This past week in a cold Waterfront San Francisco convention center Fort Mason, Mark Zuckerberg outlined a plan for a lack of a better term how he plans to take over the world. This was a glamorous event in a vary non-glamorous setting. There were Expensive cocktails in a warehouse, there were Scottish synth pop bands overlooking Alcatraz Island, and in a night filed with the polarities of our wording coming to the fore both figuratively and literally. This seemed appropriate when we consider what Facebook is, it is the melding of any socio-economic setting on the same platform.
This gathering was put on by Facebook to benefit of their delegates attending the F8 conference, and trust me no expense was sacrificed. An event like this, but not on the same scale obviously. This is a kind of state of the state address where they go over what they are going to do in the next year and how they aim to grow and change in the next calendar year. There were upwards of 2,600 delegates and they all paid $595 to attend to find out how they can integrate their own digital products with Facebook to carve out some kind of new presence among its enormous audience. This of course with a lot of alcohol and entertainment provided, to create a loose rich shindig.
Mark Zuckerberg gave his brief key note speech then passed the mic off to bands and other speakers throughout the evening. Not before he announced however, that he would be giving every attendee a free virtual reality headset and Samsung smartphone.
He then moved on to saying that the nation, was turning inward and moving against the idea of a connect world and community. He goes on to say that “we’ve gone from a world of isolated communities to a one global community and we are all better off for it.” This fails of coarse to address the fact that about 3 billion people do not have access to the internet, nor Facebook, but his point is at least half way correct. This whole speech was less techie and more of a kind of state of the union feel, where he spoke of the systems and inter-workings of people and the nations the reside more so than the inner workings of a circuit and the computer which it resides, which is a deviation from the feel these address have had in the past.

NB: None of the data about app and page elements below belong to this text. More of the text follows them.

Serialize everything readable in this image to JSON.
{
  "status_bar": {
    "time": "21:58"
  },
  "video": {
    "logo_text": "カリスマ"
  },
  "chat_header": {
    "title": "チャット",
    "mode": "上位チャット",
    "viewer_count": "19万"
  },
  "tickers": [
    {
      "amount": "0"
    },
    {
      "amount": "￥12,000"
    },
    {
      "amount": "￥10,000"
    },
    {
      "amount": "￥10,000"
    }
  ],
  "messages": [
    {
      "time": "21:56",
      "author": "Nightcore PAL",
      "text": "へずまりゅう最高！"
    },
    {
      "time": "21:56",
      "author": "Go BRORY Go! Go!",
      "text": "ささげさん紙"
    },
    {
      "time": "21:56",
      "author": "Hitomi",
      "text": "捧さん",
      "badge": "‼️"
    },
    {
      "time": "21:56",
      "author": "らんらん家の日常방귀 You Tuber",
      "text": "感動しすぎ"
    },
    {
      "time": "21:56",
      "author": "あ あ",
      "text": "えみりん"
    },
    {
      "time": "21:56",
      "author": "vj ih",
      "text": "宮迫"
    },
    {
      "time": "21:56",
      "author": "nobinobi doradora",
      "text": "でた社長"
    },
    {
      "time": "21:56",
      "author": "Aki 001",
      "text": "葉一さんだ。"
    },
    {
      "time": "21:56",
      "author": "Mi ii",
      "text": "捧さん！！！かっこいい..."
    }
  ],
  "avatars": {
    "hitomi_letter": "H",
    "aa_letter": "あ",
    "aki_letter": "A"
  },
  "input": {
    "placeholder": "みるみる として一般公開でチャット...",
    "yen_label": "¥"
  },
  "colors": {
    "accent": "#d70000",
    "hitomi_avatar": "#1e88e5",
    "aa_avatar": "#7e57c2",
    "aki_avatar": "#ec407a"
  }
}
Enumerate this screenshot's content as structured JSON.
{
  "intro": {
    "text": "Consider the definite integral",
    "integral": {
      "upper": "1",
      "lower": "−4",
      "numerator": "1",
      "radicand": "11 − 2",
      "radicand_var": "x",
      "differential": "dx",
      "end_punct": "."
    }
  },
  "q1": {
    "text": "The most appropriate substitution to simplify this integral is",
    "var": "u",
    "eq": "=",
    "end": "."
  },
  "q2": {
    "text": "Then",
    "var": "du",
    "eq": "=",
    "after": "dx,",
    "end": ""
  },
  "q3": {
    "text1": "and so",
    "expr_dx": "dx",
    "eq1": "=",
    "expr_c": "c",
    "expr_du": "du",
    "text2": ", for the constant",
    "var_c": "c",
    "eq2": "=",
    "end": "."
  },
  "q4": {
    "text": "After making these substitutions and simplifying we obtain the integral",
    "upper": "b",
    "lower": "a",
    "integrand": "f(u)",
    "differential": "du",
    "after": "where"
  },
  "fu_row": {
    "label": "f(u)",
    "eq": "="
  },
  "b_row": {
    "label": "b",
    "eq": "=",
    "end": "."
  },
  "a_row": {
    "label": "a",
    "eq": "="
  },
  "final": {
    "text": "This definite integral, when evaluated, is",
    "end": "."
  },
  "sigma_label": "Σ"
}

“You hear all the platitudes about Facebook connecting the planet, but to say they are doing it for benevolent reasons is absolute nonsense. It’s about connecting commerce, not people,” says venture capitalist Om Malik. This is a clear concern and there is a lot of truth to what he is saying, but at the end of the day if the effect of the action produces good, even if it is from a selfish point, is it all bad. Although this a lavish business meeting, they outline how they want to connect the world, and it will be much better as a result of it happening than if it had not.